The following excerpt comes from MSNBC’s “The Red Tape Chronicles” :
[Let me begin by saying that you cannot make this stuff up!]
Friday: 10 Oct 2008
AT&T reserves the right to change its terms of service by sending its Internet service customers an e-mail. Apparently, it also reserves the right to deposit those e-mails into its customers’ junk mail folders.
Last month, AT&T made some controversial changes to its Internet policies. Verbiage indicating that high-bandwidth users might experience some intentional slowdowns irritated some techies; another section that forces customers to use binding arbitration to resolve disputes annoyed consumer organizations; and an L.A. Times reporter bristled at the size of the full new agreement — 2,500 pages.
But Lance Mead, an AT&T Internet customer from Encino, Calif., almost missed the entire controversy. His notification of the new terms of service was sent via e-mail on Sept. 18, but AT&T’s own spam filters trapped the e-mail as spam and deposited it in his junk mail folder, he said. On a whim, he checked the folder and spotted the notice. He was furious.

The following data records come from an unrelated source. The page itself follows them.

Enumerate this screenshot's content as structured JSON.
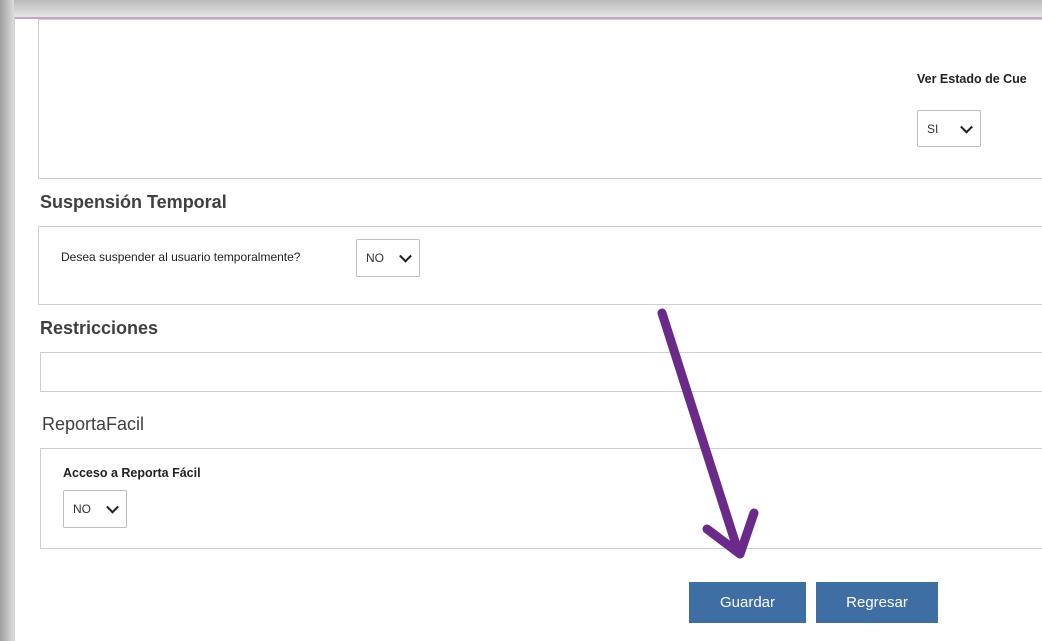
{
  "colors": {
    "button_bg": "#3f6ea5",
    "arrow": "#6a2a8a",
    "accent_line": "#c9a3c9"
  },
  "top_panel": {
    "label": "Ver Estado de Cue",
    "select_value": "SI",
    "select_icon": "chevron-down-icon"
  },
  "suspension": {
    "title": "Suspensión Temporal",
    "question": "Desea suspender al usuario temporalmente?",
    "select_value": "NO",
    "select_icon": "chevron-down-icon"
  },
  "restricciones": {
    "title": "Restricciones"
  },
  "reportafacil": {
    "title": "ReportaFacil",
    "label": "Acceso a Reporta Fácil",
    "select_value": "NO",
    "select_icon": "chevron-down-icon"
  },
  "annotation": {
    "icon": "arrow-annotation-icon"
  },
  "buttons": {
    "save": "Guardar",
    "back": "Regresar"
  }
}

Someone — anyone — please tell me how this is not proof positive the entire premise behind e-mail spam filtering is seriously flawed? I completely understand that mistakes happen. However, these “mistakes” are also considered “false positives.” In the “e-mail game” it is the false-positives that cost business real money. Is it really the end of the world if 5% to 10% of the e-mail received in your inbox is spam? Probably not. It is unnecessary, annoying, and unproductive to be forced to wade through spam, but missing an important e-mail thanks to the flawed concept of filters, a.k.a. guessing machines, should be considered absolutely unacceptable.
FaceBook - LinkedIn – MySpace – Plaxo – Twitter. What do these have in common aside from the fact they are all wildly successful? Simple… Each of these are important players in the latest 21st century craze, forever to be known as “social networking.” I am a huge fan of FaceBook. I don’t know about you, but I love getting “FaceBooked” by random friends, family members, and/or business associates from my past. Once or twice per week I get one of those “Random Person has requested to add you as a friend on FaceBook” e-mails.
I’m in the business of making e-mail a safe and more productive tool. Part of my job is to consider questions like “Why is FaceBook so great and why do so many people use it?” After careful consideration, I have come to the conclusion that FaceBook has succeeded in providing more than simply a nice social networking environment. Thanks to FaceBook’s “opt-in by request only” nature, people are able to connect and communicate one-to-one (and in some cases one-to-many) with only those people they have authorized. I know many people who have stopped using traditional free e-mail services like Gmail and Yahoo, and instead use FaceBook to communicate with friends and colleagues. I ask these people why they have abandoned e-mail and in all cases the answer has been the same. “FaceBook is easy to use, is safe from threats, and is spam free.”
I do not know anyone that works for FaceBook. However, if I did, I would certainly compliment them on creating the secure communications channel that e-mail could have been.
This brings me to the explanation of the title of this posting…
In my opinion, e-mail is the original “social networking” tool. To quote George Lucas, “A long time ago in a galaxy far, far away….” in a pre-FaceBook, pre-LinkedIn world; there was e-mail. Before the “bad guys” and “marketing guys” messed up e-mail, it was a great tool for managing your social network of friends and business associates. Unfortunately for e-mail, there is no built-in concept of “opt-in by request only” functionality. In fact, with e-mail, there is virtually no built-in security whatsoever.
As the original “killer app,” for e-mail to maintain its undisputed role as the most important communications medium since the telephone, it seems clear to me that e-mail needs to be “upgraded” at least to a security level equal to that of other major social networking tools.